On 5 May, I met with Canadian mining giant Goldcorp to talk about its San Martin mine in Honduras.
This was just one day after Goldcorp, in the lead up to its annual general meeting, published on its website that “reported net earnings from continuing operations in the first quarter of 2011 were $651 million compared to $232 million in the first quarter of 2010. Adjusted net earnings from continuing operations were $397 million, or $0.50 per share, compared to $159 million, or $0.22 per share, in the first quarter of 2010.”
Certainly such earnings seem to substantiate Goldcorp’s claim to being the “fastest growing, lowest-cost senior gold producer with operations and development projects in politically stable jurisdictions throughout the Americas”. In other words, great news for shareholders.

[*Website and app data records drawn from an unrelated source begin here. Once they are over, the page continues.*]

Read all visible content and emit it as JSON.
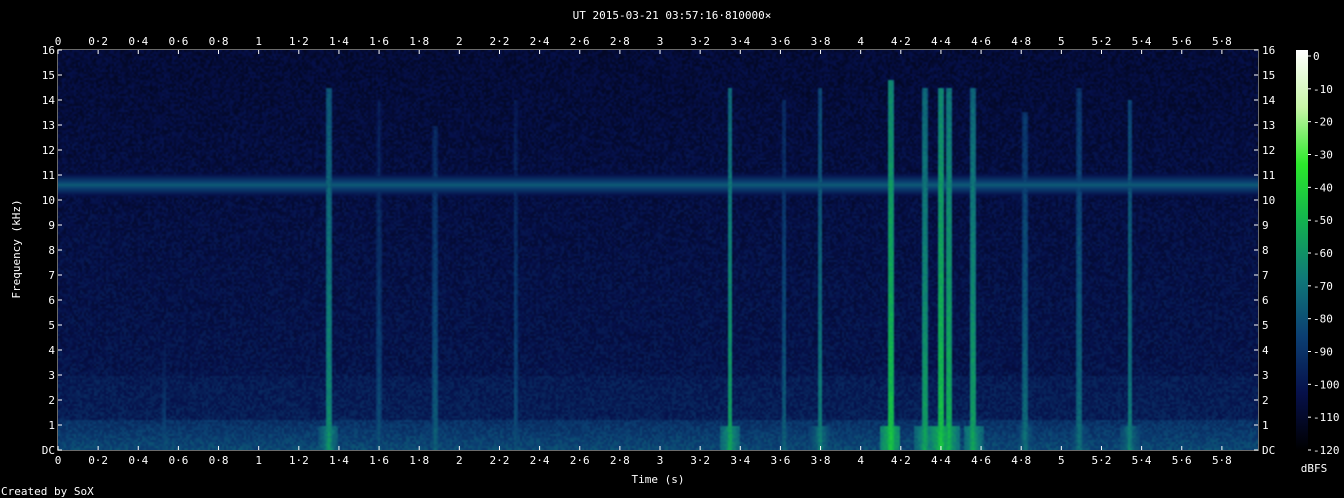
{
  "chart_data": {
    "type": "heatmap",
    "title": "UT 2015-03-21 03:57:16·810000×",
    "xlabel": "Time (s)",
    "ylabel": "Frequency (kHz)",
    "xlim": [
      0,
      5.98
    ],
    "ylim": [
      0,
      16
    ],
    "x_tick_labels": [
      "0",
      "0·2",
      "0·4",
      "0·6",
      "0·8",
      "1",
      "1·2",
      "1·4",
      "1·6",
      "1·8",
      "2",
      "2·2",
      "2·4",
      "2·6",
      "2·8",
      "3",
      "3·2",
      "3·4",
      "3·6",
      "3·8",
      "4",
      "4·2",
      "4·4",
      "4·6",
      "4·8",
      "5",
      "5·2",
      "5·4",
      "5·6",
      "5·8"
    ],
    "y_tick_labels": [
      "DC",
      "1",
      "2",
      "3",
      "4",
      "5",
      "6",
      "7",
      "8",
      "9",
      "10",
      "11",
      "12",
      "13",
      "14",
      "15",
      "16"
    ],
    "colorbar": {
      "label": "dBFS",
      "tick_labels": [
        "0",
        "-10",
        "-20",
        "-30",
        "-40",
        "-50",
        "-60",
        "-70",
        "-80",
        "-90",
        "-100",
        "-110",
        "-120"
      ],
      "range": [
        -120,
        0
      ],
      "colors": [
        "#000000",
        "#06104a",
        "#0b3f72",
        "#0f7878",
        "#12b14f",
        "#2be82b",
        "#c8f5a8",
        "#ffffff"
      ]
    },
    "features": {
      "background_dbfs": -100,
      "steady_tone_khz": 10.6,
      "low_frequency_band_khz": [
        0,
        1.2
      ],
      "bursts": [
        {
          "t": 0.53,
          "f_max": 4,
          "level": -80
        },
        {
          "t": 1.35,
          "f_max": 14.5,
          "level": -60
        },
        {
          "t": 1.6,
          "f_max": 14,
          "level": -80
        },
        {
          "t": 1.88,
          "f_max": 13,
          "level": -75
        },
        {
          "t": 2.28,
          "f_max": 14,
          "level": -80
        },
        {
          "t": 3.35,
          "f_max": 14.5,
          "level": -55
        },
        {
          "t": 3.62,
          "f_max": 14,
          "level": -75
        },
        {
          "t": 3.8,
          "f_max": 14.5,
          "level": -65
        },
        {
          "t": 4.15,
          "f_max": 14.8,
          "level": -45
        },
        {
          "t": 4.32,
          "f_max": 14.5,
          "level": -55
        },
        {
          "t": 4.4,
          "f_max": 14.5,
          "level": -45
        },
        {
          "t": 4.44,
          "f_max": 14.5,
          "level": -50
        },
        {
          "t": 4.56,
          "f_max": 14.5,
          "level": -55
        },
        {
          "t": 4.82,
          "f_max": 13.5,
          "level": -70
        },
        {
          "t": 5.09,
          "f_max": 14.5,
          "level": -70
        },
        {
          "t": 5.34,
          "f_max": 14,
          "level": -65
        }
      ]
    }
  },
  "footer": {
    "credit": "Created by SoX"
  }
}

The thing is, I wasn’t there to discuss Goldcorp’s profits, instead I – together with CAFOD’s Honduran partner organisation CEHPRODEC and our Canadian sister agency Development and Peace – wanted to know how this claim to fastest growing and lowest cost (read highest profit margin) senior gold producer, sits alongside Goldcorp’s environmental and social responsibility record.